(a) The Excessive Rest Day Disruption allowance is provided to an officer (constable to chief superintendent) on the fourth and every subsequent occasion in a rolling 42 day period where their rest day is disrupted.
(b) The purpose of this allowance is to identify instances of excessive disruption to specific individuals and take action to mitigate this.
(c) The allowance will only apply to rest days covered by the published duty roster (see section 1.1), a reinstated rest day (see section 1.7), and a rest day will not be regarded as being disrupted in the following circumstances:
- where the duty roster has been changed at the request of the officer for wellbeing or personal reasons, or
- where the duty roster has been changed and where the officer reports as unfit for duty on that day, or
- where the duty roster was changed in clear error and where this error is timeously rectified, or
- where the officer was on-call on their rest days but was not otherwise required to perform duty on that rest day
- where 28 days’ notice of the introduction of a new duty roster is provided
- where the officer has volunteered to work on a double-lock rest day deployment.
(d) For the current rate of the allowance (see section 4.12)
(e) How to calculate a 42 day period.
- A 42 day period always starts on a disrupted rest day and for the purpose of this allowance should be counted backwards from this day.
- As an example, 30 April is a disturbed rest day. Taking 30 April as day one, count back 42 days. 20 March would be day 42.
- If in that 42 day period, (disregarding 30 April for the moment), three or more rest days have been disturbed, 30 April would attract excessive rest day disruption allowance.
- The next 42 day period would begin on the next disrupted rest day, counting back 42 days.
- The allowance only applies to the rest days covered by the published duty roster which is a rolling 3 month period (13 weeks/91 days). In other words, if an officer receives more than 91 days’ notice of the requirement to work on a rest day then this does not count as an instance of disruption.

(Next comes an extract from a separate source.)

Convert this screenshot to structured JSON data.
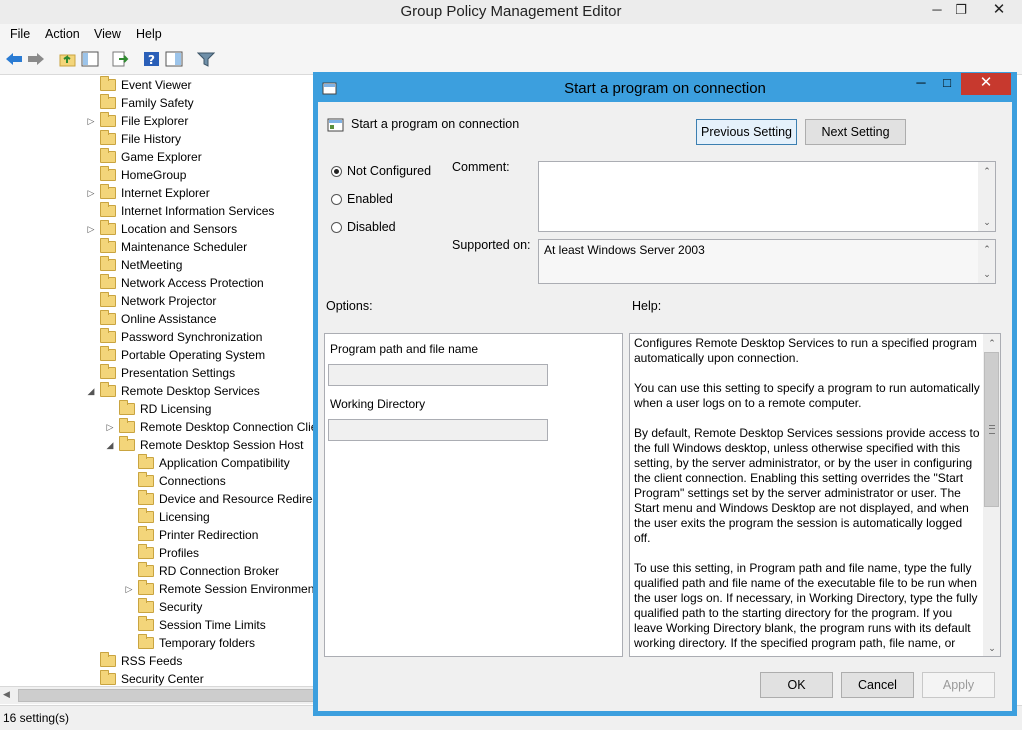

(f) Where an officer is detained from nightshift into a rest day i.e detained beyond 0700 and into a rest day, this would count as an instance of disruption towards the ‘4 in 42’ threshold.